Most of the attention ahead of (and during) McDonald’s Investor Day event Wednesday was on the company’s new spinoff, CosMc’s. There’s a good reason for this. McDonald’s doesn’t just go around creating concepts every day and CosMc’s specialty beverage focus injects the global giant into an exciting category.
But we also learned that McDonald’s is doubling down on its core menu at its existing 40,000 or so restaurants and that is the bigger story because that is where a majority of the chain’s profits and sales come from. According to Jo Sempels, president of McDonald’s International Developmental Licensed Markets, 65% of systemwide sales are generated from the core menu, generating more than $75 billion. The core menu alone has added over $13 billion of additional system sales since 2019 and is growing around 7% each year – twice as fast as the rest of the menu.
“That’s the power of fan favorites. We don’t just sell products, we sell brands,” Sempels said during Investor Day. In fact, 17 of McDonald’s core products have become $1 billion brands on their own. “These brands have superior pricing power … because there is no comparable substitution. It also means they drive greater profitability.”
These brands are also about to become even bigger. McDonald’s is currently rolling out its “Best Burger” initiative, for instance, onboarding the upgraded product to 70 markets by the end of this year, with an anticipated global implementation by the end of 2026. The “Best Burger” features more than 50 changes to the chain’s previous offerings, including softer buns, more sauce, and tweaks to the cooking process.
“We’ve identified an unmet customer need with a significant opportunity to drive future growth in beef,” Sempels said.
That said, the company’s chicken platform is now on par with its beef business – about $25 billion in annual sales. This isn’t surprising given the backdrop that chicken has been outpacing beef for the past four decades globally. This is surprising, however, given that McDonald’s was founded on 15-cent (beef) hamburgers.
McDonald’s has long had a chicken category but really sharpened its focus in 2019, when its then-new Accelerating the Arches strategy put the protein at the heart of its growth strategy.
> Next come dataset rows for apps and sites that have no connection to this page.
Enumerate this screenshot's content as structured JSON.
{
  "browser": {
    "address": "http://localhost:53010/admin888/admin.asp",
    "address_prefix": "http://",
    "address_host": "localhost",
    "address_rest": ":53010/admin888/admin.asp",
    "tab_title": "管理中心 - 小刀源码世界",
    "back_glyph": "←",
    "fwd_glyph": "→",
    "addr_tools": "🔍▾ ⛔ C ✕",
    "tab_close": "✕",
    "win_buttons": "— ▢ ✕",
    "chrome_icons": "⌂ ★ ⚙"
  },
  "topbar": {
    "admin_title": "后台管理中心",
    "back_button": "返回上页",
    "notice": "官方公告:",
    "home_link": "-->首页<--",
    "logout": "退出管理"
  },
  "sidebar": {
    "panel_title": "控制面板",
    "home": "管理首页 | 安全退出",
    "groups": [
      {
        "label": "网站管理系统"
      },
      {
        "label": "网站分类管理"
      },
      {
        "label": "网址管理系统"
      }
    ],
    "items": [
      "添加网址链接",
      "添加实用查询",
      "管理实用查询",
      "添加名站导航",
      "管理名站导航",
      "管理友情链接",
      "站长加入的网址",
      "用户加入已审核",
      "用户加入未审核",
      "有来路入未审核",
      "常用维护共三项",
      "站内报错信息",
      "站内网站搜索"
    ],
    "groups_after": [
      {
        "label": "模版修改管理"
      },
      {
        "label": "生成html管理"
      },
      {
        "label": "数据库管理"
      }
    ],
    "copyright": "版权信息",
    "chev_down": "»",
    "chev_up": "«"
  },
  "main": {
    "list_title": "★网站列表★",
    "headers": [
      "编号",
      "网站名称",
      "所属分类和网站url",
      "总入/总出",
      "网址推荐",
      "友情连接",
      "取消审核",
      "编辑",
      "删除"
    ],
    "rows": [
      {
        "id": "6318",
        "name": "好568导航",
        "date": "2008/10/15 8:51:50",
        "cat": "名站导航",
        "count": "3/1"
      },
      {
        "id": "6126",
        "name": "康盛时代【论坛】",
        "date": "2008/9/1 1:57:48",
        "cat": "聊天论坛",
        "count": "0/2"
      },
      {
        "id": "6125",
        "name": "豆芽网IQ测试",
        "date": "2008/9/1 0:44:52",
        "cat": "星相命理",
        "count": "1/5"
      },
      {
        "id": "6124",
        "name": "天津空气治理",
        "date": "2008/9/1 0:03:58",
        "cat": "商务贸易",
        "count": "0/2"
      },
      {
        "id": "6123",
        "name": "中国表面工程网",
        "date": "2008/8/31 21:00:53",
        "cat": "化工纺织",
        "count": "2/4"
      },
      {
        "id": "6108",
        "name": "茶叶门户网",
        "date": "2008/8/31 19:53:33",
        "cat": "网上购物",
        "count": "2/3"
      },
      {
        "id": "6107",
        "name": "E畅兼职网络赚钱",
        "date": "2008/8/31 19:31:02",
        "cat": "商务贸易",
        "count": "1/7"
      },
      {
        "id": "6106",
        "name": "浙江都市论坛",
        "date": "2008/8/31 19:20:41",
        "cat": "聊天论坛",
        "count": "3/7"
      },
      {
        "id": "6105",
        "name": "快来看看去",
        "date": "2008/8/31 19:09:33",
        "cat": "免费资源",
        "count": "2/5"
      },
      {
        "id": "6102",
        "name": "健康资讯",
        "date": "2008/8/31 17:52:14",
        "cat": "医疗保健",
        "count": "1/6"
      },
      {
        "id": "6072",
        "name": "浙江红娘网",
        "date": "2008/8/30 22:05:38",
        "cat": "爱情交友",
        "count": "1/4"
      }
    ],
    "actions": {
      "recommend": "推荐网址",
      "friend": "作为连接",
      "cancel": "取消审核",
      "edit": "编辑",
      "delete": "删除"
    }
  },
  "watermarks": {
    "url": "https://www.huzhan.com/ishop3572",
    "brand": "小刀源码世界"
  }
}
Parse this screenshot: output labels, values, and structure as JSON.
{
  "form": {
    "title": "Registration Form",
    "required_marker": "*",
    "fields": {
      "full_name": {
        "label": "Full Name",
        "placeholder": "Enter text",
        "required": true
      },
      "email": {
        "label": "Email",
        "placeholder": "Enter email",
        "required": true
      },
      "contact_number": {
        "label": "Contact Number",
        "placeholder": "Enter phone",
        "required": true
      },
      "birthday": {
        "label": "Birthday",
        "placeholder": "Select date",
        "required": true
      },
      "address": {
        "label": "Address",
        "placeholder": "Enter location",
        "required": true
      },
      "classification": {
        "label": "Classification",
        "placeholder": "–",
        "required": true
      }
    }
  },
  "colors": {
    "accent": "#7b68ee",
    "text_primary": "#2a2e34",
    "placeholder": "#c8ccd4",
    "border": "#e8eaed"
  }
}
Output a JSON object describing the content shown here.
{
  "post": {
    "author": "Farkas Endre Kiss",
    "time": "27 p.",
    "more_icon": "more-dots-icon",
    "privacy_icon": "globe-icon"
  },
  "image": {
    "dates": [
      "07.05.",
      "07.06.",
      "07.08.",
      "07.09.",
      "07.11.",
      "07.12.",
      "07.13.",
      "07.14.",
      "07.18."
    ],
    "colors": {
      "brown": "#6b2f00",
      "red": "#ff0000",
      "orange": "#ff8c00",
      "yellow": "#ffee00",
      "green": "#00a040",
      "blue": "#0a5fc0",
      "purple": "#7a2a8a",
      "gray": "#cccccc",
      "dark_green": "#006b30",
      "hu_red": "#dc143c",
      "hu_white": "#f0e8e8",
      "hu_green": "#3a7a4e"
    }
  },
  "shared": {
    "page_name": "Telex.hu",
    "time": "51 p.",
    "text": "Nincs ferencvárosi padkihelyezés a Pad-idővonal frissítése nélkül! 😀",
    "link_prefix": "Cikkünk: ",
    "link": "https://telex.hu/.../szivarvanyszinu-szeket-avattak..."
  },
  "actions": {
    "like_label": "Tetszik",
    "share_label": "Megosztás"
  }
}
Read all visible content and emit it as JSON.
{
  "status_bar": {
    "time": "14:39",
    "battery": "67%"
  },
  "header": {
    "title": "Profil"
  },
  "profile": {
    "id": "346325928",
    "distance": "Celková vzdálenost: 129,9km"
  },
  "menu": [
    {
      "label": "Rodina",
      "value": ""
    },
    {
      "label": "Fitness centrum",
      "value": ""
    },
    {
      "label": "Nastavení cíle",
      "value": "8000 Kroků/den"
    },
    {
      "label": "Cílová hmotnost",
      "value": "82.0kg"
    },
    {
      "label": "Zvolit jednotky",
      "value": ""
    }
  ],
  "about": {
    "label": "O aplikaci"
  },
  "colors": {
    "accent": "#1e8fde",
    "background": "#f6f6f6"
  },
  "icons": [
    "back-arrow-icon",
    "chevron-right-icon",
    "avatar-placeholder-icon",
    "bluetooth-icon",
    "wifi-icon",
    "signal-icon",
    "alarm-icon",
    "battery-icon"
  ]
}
Since, its McNuggets category has grown to more than $10 billion in annual sales driven by an increased marketing focus, line extensions like Spicy McNuggets, and sauce innovations. Also, in March, McDonald’s rebranded its crispy chicken sandwich to the McCrispy and that swiftly became a $1 billion brand.
The growth in chicken has fueled even higher ambitions, Sempels said, including further expansion of the McCrispy platform to nearly all markets and an opportunity to expand into tenders and wraps.
“We see potential to add another point of chicken share by 2026,” Sempels said.
In addition to burgers and chicken, McDonald’s is also targeting a more robust coffee business, as the category (and coffee brands) continues to grow at a material clip. Sempels called coffee a “very attractive category” because of that growth, as well as its high profitability and consumer habituation. For its part, McDonald’s McCafe is 30 years old, and the company sells nearly 8 million cups of coffee a day.
“That makes us the number two coffee player globally,” Sempels said. “While we’ve had success, we still haven’t realized our full global potential.”
To do this, McDonald’s plans to break down disparities across its global markets, better leverage its scale advantages, lead with food, and address “known gaps in consistency.”
“First and foremost, we’ll establish McCafe as part of our core menu offering and as our only brand for coffee at McDonald’s,” Sempels said. “Next, we’ll address inconsistencies in availability, experience, and taste by reducing over 100 types of equipment to a smaller list of only five global suppliers. This will ensure gold standard execution around the world while still giving markets the flexibility to address local tastes and preferences.”
The company will also lean in further on cold coffee, which is experiencing a staggering amount of demand. According to Grand View Research, the cold brew coffee market is expected to register a compound annual growth rate above 25% through 2025. Marketwatch reports that the cold brew market was worth $4 million in 2019 and is expected to reach $30 million by the end of 2026.
This focus on coffee is also where CosMc’s could provide some plug-and-play solutions into the broader McDonald’s systems based on its most successful products. CosMc’s menu includes a host of specialty beverages, including unique options like the S’mores cold brew and iced turmeric spiced latte.
“We are developing a plan on how to best adapt and execute against cold coffee beverages and that plan will provide convenience, value, and a high-quality taste synonymous with McDonald’s,” Sempels said. “We’re giving our customers even more reasons to visit.”
Contact Alicia Kelso at [email protected]